New legislation outlined in the Queen's Speech today is the Labour Government's last chance to implement the changes before a General Election next year.
Plans for tackling illegal filesharing involve a two-stage process. Initially the Government will attempt to educate consumers, and those identified as downloading illegal content will be sent letters asking them to stop.
If that fails, technical measures including powers to disconnect persistent pirates will be introduced in the spring of 2011.
More after the break
The Digital Economy Bill will also include a simplification of the UK's complex copyright laws, making it easier for people to use images on the internet without having to get permission, and tougher laws to stop children getting hold of violent video games.

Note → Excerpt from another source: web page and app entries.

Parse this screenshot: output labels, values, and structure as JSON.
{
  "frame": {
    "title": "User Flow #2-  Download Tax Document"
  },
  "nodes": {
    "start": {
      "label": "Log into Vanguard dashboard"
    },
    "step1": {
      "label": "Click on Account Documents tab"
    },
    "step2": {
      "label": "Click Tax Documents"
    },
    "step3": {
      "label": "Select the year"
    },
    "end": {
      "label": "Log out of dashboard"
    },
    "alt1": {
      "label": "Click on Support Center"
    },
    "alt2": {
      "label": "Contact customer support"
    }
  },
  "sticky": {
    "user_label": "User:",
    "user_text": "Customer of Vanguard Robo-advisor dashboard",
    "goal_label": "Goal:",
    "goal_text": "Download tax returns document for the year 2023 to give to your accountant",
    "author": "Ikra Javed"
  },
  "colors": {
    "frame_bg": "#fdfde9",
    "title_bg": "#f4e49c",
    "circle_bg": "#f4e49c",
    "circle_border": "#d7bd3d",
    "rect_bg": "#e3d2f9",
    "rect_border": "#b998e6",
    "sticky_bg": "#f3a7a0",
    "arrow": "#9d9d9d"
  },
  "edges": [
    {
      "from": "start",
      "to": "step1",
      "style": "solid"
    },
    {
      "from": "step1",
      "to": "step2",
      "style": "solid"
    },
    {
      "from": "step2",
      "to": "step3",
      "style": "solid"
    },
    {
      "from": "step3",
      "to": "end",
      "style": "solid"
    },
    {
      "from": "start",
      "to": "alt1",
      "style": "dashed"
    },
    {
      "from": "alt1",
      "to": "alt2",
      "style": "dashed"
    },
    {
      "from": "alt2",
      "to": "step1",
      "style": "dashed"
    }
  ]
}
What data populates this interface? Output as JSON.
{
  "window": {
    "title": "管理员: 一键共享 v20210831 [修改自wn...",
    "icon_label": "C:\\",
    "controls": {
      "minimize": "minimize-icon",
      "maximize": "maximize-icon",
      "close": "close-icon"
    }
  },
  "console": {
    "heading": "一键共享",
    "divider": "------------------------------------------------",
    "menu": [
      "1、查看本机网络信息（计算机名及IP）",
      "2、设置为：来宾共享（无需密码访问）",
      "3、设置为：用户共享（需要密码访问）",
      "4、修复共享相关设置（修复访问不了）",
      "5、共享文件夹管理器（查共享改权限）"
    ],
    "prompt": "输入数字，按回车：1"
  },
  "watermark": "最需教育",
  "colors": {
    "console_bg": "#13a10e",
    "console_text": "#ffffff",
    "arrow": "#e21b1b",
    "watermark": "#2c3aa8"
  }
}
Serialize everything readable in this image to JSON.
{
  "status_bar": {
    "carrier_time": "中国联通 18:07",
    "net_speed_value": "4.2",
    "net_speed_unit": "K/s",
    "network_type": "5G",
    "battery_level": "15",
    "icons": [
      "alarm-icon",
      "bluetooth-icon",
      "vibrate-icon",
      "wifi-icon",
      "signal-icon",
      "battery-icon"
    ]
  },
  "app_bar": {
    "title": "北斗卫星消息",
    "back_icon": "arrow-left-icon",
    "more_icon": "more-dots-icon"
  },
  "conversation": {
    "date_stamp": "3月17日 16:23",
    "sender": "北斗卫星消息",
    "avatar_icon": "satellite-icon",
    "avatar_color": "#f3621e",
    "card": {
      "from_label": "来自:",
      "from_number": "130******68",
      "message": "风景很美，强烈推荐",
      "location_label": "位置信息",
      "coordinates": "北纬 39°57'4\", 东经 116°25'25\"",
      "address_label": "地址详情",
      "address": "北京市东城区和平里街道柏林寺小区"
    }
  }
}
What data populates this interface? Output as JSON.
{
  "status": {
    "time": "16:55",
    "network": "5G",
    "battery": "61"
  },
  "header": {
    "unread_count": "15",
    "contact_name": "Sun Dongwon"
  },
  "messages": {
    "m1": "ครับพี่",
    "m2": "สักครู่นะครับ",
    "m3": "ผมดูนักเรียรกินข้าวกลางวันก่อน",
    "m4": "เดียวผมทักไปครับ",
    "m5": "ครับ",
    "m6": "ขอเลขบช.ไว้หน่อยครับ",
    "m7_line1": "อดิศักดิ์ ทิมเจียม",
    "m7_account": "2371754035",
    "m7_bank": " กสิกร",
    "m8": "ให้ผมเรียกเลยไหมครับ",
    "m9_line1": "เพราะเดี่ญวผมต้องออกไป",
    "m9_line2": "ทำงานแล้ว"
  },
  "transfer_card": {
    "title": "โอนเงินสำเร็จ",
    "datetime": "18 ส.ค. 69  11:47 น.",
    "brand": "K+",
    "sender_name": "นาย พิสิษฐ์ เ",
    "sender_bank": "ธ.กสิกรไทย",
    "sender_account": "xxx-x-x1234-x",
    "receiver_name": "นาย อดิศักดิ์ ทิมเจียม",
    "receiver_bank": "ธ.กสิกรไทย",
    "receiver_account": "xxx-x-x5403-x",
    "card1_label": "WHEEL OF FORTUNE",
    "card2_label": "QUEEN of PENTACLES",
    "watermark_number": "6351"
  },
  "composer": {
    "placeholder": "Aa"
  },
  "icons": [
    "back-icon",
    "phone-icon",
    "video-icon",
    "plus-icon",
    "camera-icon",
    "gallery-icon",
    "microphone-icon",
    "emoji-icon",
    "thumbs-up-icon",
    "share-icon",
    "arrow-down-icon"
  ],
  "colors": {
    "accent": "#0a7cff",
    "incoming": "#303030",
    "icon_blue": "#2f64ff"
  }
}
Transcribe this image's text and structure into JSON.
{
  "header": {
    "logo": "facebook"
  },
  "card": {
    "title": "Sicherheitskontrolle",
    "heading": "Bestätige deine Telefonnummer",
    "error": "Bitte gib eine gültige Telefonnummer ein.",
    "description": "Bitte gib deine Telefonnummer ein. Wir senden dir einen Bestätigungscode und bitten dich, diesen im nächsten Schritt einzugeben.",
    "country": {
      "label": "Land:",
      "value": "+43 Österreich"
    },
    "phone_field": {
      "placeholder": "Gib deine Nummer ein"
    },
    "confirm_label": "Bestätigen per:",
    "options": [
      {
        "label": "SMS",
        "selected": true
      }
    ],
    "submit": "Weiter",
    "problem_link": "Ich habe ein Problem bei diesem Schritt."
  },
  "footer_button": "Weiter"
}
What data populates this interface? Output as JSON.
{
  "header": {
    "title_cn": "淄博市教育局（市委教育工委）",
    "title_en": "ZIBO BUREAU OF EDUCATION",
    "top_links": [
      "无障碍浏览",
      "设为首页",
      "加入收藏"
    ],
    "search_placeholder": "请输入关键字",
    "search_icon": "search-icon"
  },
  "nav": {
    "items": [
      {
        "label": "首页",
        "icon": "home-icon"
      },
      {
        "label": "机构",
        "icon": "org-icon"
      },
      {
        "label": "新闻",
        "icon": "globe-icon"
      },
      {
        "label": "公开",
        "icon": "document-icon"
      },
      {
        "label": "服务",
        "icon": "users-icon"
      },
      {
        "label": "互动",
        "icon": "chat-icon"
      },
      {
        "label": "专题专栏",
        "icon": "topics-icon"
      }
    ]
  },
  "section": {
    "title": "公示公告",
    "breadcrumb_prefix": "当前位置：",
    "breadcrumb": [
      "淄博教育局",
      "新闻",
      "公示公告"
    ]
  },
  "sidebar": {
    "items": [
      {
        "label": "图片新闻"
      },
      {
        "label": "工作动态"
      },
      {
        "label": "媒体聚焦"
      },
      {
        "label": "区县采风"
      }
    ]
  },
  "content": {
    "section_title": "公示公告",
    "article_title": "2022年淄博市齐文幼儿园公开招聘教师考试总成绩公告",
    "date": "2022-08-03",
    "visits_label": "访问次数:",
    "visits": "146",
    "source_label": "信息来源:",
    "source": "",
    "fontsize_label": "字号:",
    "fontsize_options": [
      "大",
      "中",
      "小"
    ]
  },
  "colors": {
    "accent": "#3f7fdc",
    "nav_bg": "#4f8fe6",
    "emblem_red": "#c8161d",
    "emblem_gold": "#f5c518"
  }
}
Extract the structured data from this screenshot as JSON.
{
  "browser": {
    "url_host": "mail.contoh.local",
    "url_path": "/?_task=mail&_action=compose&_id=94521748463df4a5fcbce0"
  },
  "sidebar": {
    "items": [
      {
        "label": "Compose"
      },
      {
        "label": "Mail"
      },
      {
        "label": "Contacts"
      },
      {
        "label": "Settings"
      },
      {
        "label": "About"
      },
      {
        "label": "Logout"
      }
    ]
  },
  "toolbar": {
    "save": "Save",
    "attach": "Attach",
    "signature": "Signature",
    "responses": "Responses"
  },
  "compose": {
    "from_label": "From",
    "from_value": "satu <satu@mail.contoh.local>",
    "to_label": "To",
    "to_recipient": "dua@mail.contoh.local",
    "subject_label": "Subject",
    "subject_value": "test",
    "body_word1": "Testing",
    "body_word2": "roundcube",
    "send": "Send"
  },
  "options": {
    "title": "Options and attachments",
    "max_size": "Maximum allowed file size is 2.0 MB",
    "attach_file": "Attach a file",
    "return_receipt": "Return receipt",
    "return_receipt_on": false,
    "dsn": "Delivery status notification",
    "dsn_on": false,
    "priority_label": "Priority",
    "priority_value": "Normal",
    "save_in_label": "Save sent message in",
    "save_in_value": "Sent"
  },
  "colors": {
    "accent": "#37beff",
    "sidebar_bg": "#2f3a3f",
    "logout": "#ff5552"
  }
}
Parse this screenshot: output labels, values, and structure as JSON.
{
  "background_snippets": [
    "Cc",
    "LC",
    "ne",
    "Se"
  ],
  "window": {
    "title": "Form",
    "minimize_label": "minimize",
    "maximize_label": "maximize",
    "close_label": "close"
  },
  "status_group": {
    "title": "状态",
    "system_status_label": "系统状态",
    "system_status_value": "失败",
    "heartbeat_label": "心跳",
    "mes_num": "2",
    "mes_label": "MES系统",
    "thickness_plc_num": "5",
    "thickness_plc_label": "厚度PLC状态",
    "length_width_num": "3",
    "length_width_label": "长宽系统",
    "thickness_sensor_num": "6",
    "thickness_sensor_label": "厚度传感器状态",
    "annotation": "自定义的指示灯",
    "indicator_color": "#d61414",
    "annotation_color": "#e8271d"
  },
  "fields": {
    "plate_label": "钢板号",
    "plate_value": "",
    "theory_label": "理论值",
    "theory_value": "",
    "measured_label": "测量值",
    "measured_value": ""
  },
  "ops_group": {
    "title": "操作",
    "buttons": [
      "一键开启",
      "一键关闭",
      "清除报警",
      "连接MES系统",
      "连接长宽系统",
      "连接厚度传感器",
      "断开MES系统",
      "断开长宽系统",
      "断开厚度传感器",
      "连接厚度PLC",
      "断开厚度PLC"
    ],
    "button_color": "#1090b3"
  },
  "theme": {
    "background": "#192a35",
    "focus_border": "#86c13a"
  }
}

"My Government will introduce a bill to ensure communications infrastructure that is fit for the digital age, supports future economic growth, delivers competitive communications and enhances public service broadcasting," the Queen said in her speech.
The Digital Economy Bill is due to be announced in Parliament tomorrow, with full details published on Friday.
Some of the flagship initiatives in Lord Carter's Digital Britain report are not in the bill because they require new tax measures to be introduced.
So the much talked about broadband tax is not included and will be launched as part of the Finance Bill next year.
Nor is there any mention of the plan to introduce a minimum 2 megabits per second broadband across the UK by 2012.